Jason Momoa on Taking Responsibility for ‘Aquaman’ Character

Jason Momoa's Aquaman is getting even more of the spotlight in his upcoming solo film, and Momoa isn't taking that lightly.

Momoa spoke to press at the Aquaman set visit about the responsibility he feels in regards to the character and the fans who have waited so long to see him really fleshed out on the big screen.

"I think it's your responsibility as an actor on any role, to take it and add your certain flavor to it, you know what I mean? I'm just adding as much as I can," Momoa said. "I mean, I don't know what it's like to be king of my own house, you know what I mean? [laughs] Just sitting in your imagination trying to figure out...you do as much research as you can.
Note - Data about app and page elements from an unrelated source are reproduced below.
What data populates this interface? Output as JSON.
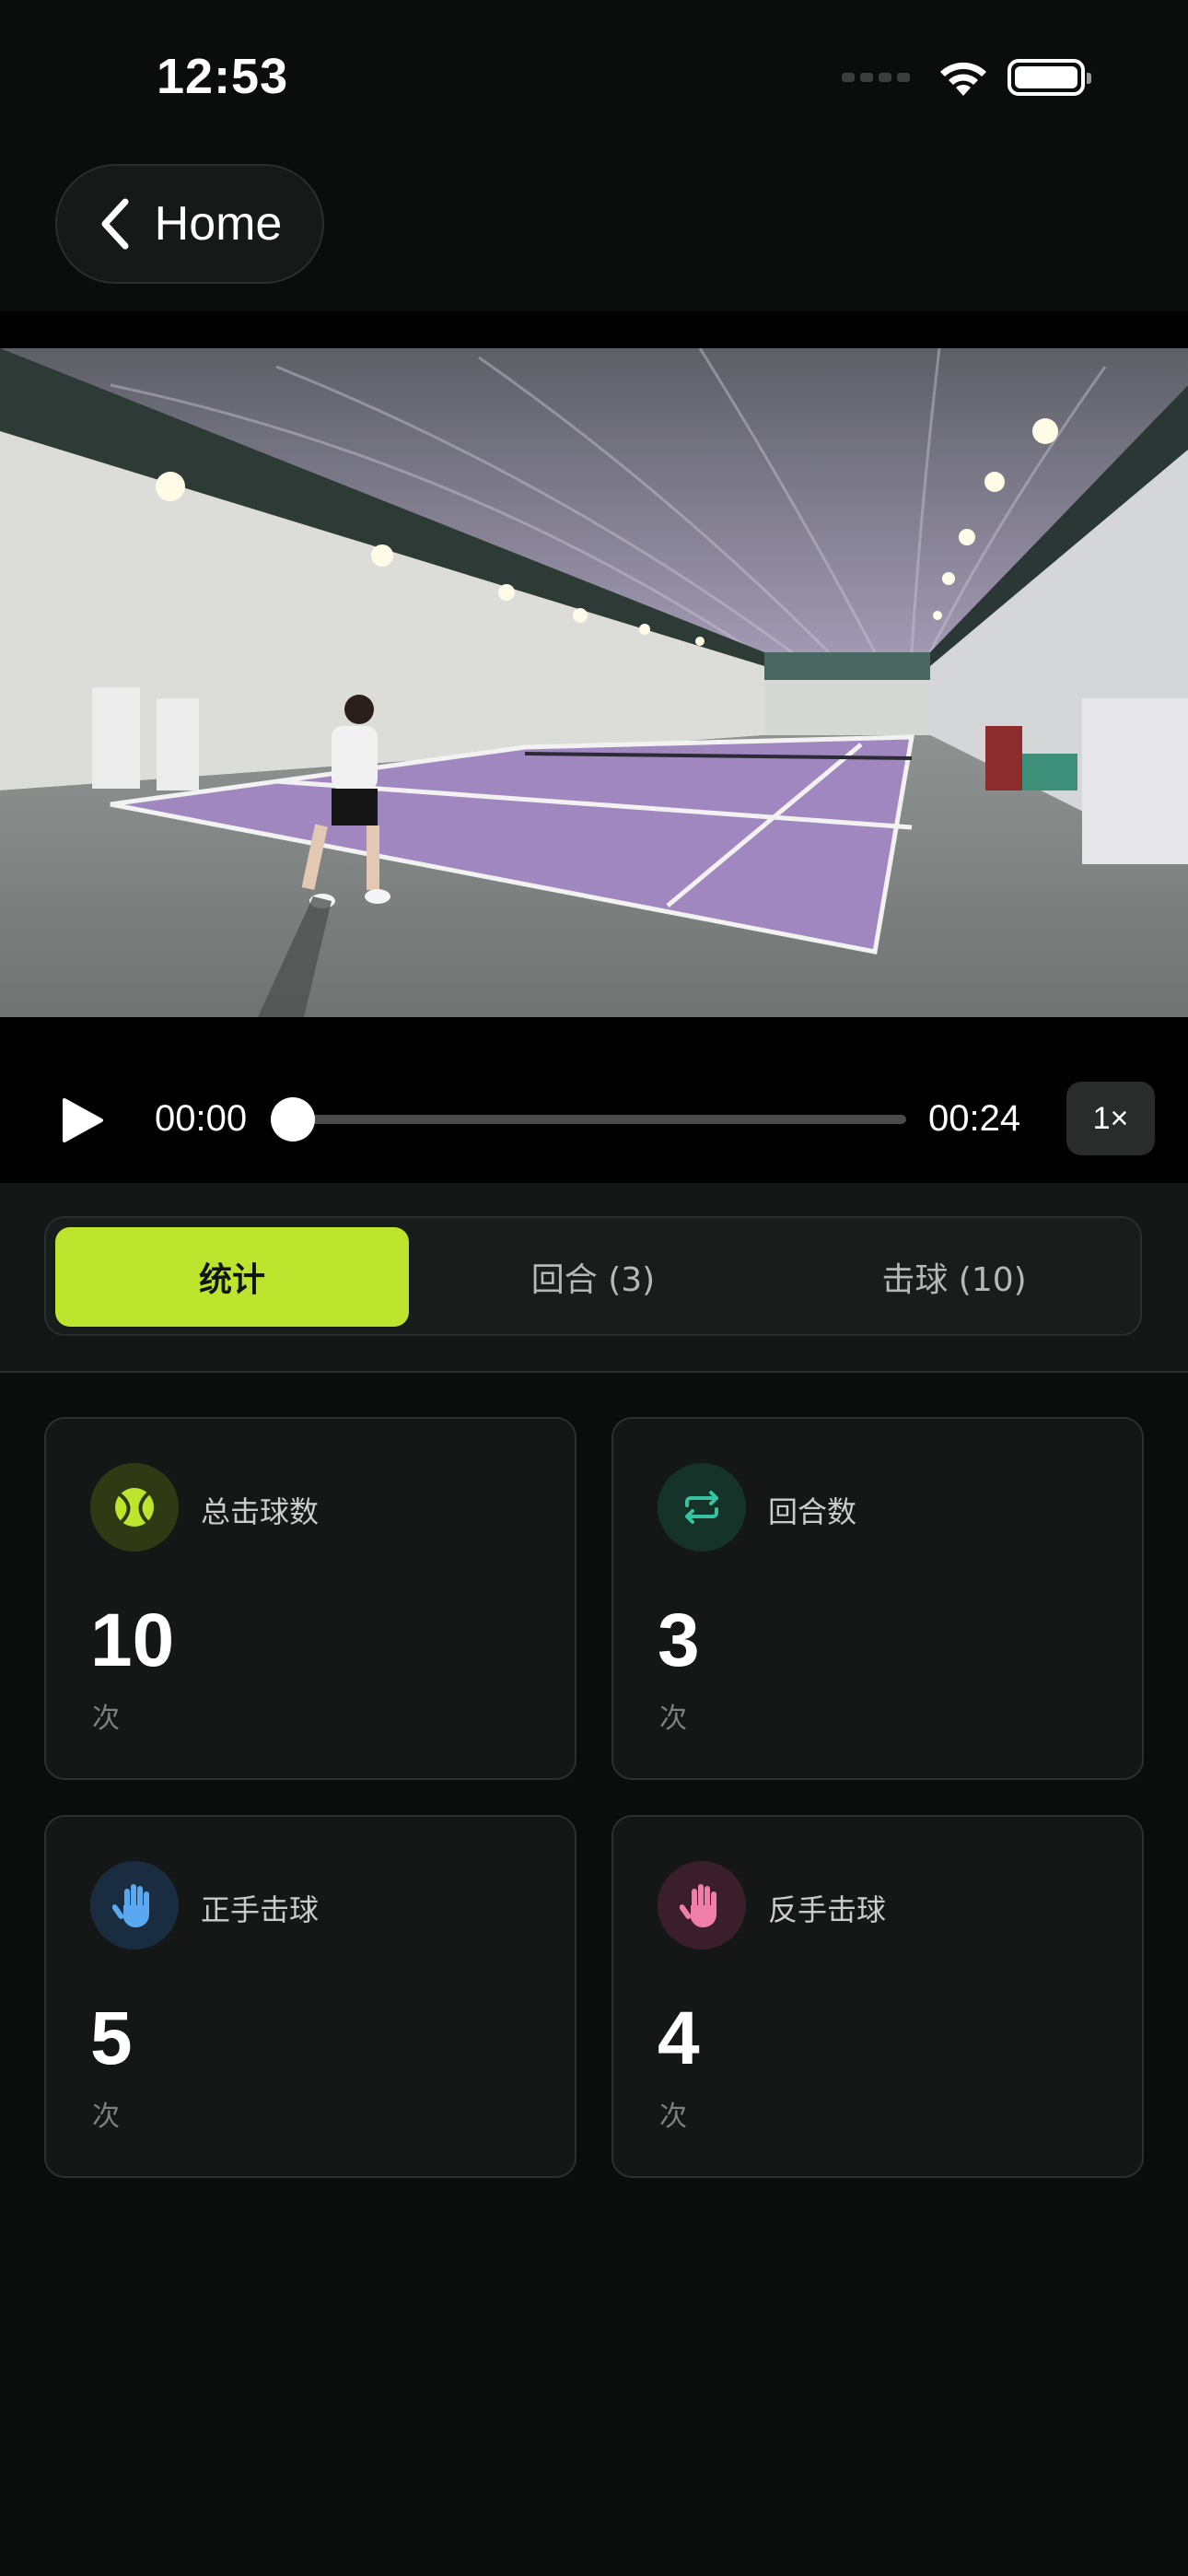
{
  "status_bar": {
    "time": "12:53"
  },
  "nav": {
    "back_label": "Home"
  },
  "player": {
    "current_time": "00:00",
    "total_time": "00:24",
    "progress": 0.0,
    "speed_label": "1×"
  },
  "tabs": [
    {
      "label": "统计",
      "active": true
    },
    {
      "label": "回合 (3)",
      "active": false
    },
    {
      "label": "击球 (10)",
      "active": false
    }
  ],
  "stats": [
    {
      "label": "总击球数",
      "value": "10",
      "unit": "次",
      "icon": "tennis-ball-icon",
      "icon_color": "#bde52e",
      "icon_bg": "#2f3a14"
    },
    {
      "label": "回合数",
      "value": "3",
      "unit": "次",
      "icon": "repeat-icon",
      "icon_color": "#36c3a2",
      "icon_bg": "#163329"
    },
    {
      "label": "正手击球",
      "value": "5",
      "unit": "次",
      "icon": "hand-icon",
      "icon_color": "#5aa8f0",
      "icon_bg": "#1a2c40"
    },
    {
      "label": "反手击球",
      "value": "4",
      "unit": "次",
      "icon": "hand-icon",
      "icon_color": "#ef7fa6",
      "icon_bg": "#3a1f2a"
    }
  ]
}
I tell you what, that definitely running through Hall H made me feel like a king. I've never actually run, I felt like a gladiator or a boxer-I mean, that's probably why they don't run to the stage. I had like such an adrenaline dump when I got there, I was like, 'Ahhhhhh!'. I can't talk, so I'm just gonna, 'Ahhhhh, this is amazing!'"

"I'm a big fan too. So, you just geek out," Momoa said. "I can't believe I'm running through, y'know, six thousand people with a trident over my head barefoot, I mean- check that off the f*****' bucket list. [laughs] No one else is ever gonna do that again. I take those moments like that and there's gonna be a great moment-my character really hasn't gotten to the point of where he's the king yet, so it's really fun to see all of his quirkiness and his screw-ups and his jaded here-and-there and he's gonna learn so much before he actually does become the king, we haven't got there yet. It's gonna be fun to see him as a king and really take that on, y'know. We can hear all certain things in our life, it's just the moment we're really ready to hear them. Your parents can tell you all kinds of stuff until you actually go through it. So, I think from his Mom to his Dad to Vulko to his girl, Mera, I think once everyone-he's heard these things, but it's the moment that he stands alone and they live within him and he goes from being a man to a king. That's the beautiful, that's the one thing I love about this story."

Momoa also has fun with the convention crowd and doesn't really worry about sticking to the script too much.

"I kind of feel like they know what they're gonna get with me and I feel like if they were really worried about something they would definitely warn me ahead of time," Momoa said. "So, generally when I'm really quiet it's gonna be boring and I've been warned not to say certain things and that's what the interview will be. But, if you don't warn me, then I'm just gonna kinda be me. So, I feel like if they did go, 'shame on you', I'm like, 'the fuck did you think was gonna happen?' People wait days-forever-to get into Hall H and you just want me to sit there and go, 'I don't know where [Superman] is. Where could he be?'

While Momoa's Aquaman is a series guy at times, he's still someone you would want to kick back and have a beer with, something you can't do with the other Leaguers.

"Oh, absolutely," Momoa said. "I think I wanted to make him that way. I think that's why they kind of hired me to play the role. I mean, he's serious, but he's just jaded. He's just seen so much and he doesn't really trust anyone. I think it's all about building the trust and that's the whole Justice League thing-just being the team. I think, I definitely want him to be...you can't sit down and have a beer with Superman, you know what I mean? You can't. There are things you can do with Batman that you can't do with...I wanted Aquaman definitely to be that guy that, he's blue collar."

"I mean the whole thing about him, I wanted himblue collar," Momoa said. "He's raised with his dad, worked on bikes, worked on old cars with his father and at a certain age he's given this gift. He doesn't know how to deal with it. His dad doesn't want him in the water, 'cause he doesn't want him taken away. The only thing he does know is that his mother was killed. He wants nothing to do with these people. F****** hates 'em. And, I wanted to see what kinds of jobs he did when he left his dad's house, y'know, working on big oil rigs. He can go underneath and he saved people and he hasn't saved people. And the side he can't cope with is his human side. That's what makes him great. That's what's gonna make him a great king is his humanity."

That humanity will be extremely important when dealing with the Atlanteans, whose culture is very different from humans.


"The Atlanteans are very...it's a totally different race down there and how they treat people," Momoa said. "And so, I think what's gonna make him a great king is that he walks those two lines and what makes him powerful and what makes him weak is that he's human and what makes him powerful and what makes him the greatest king ever is that he's human with his Atlantean. So, it's a really cool area to discover, like, which one is a superpower and which different role-to be human and Atlantean and to be Atlantean and surface. And so, him just, like, having his loss, he drinks. He'll cover up those things. He doesn't want to talk about it. I mean, Zack [Snyder] was really clear on, like, 'I want Outlaw Josey Wales, I want the outsider, I want more than Batman the loner.' But, he was great with people that were just living the tides and in these far off little villages and these people just accepted him. He lived in and was with more on the side of the people, so you find him in these remote spots."

Aquaman lands in theaters on Friday, December 21st.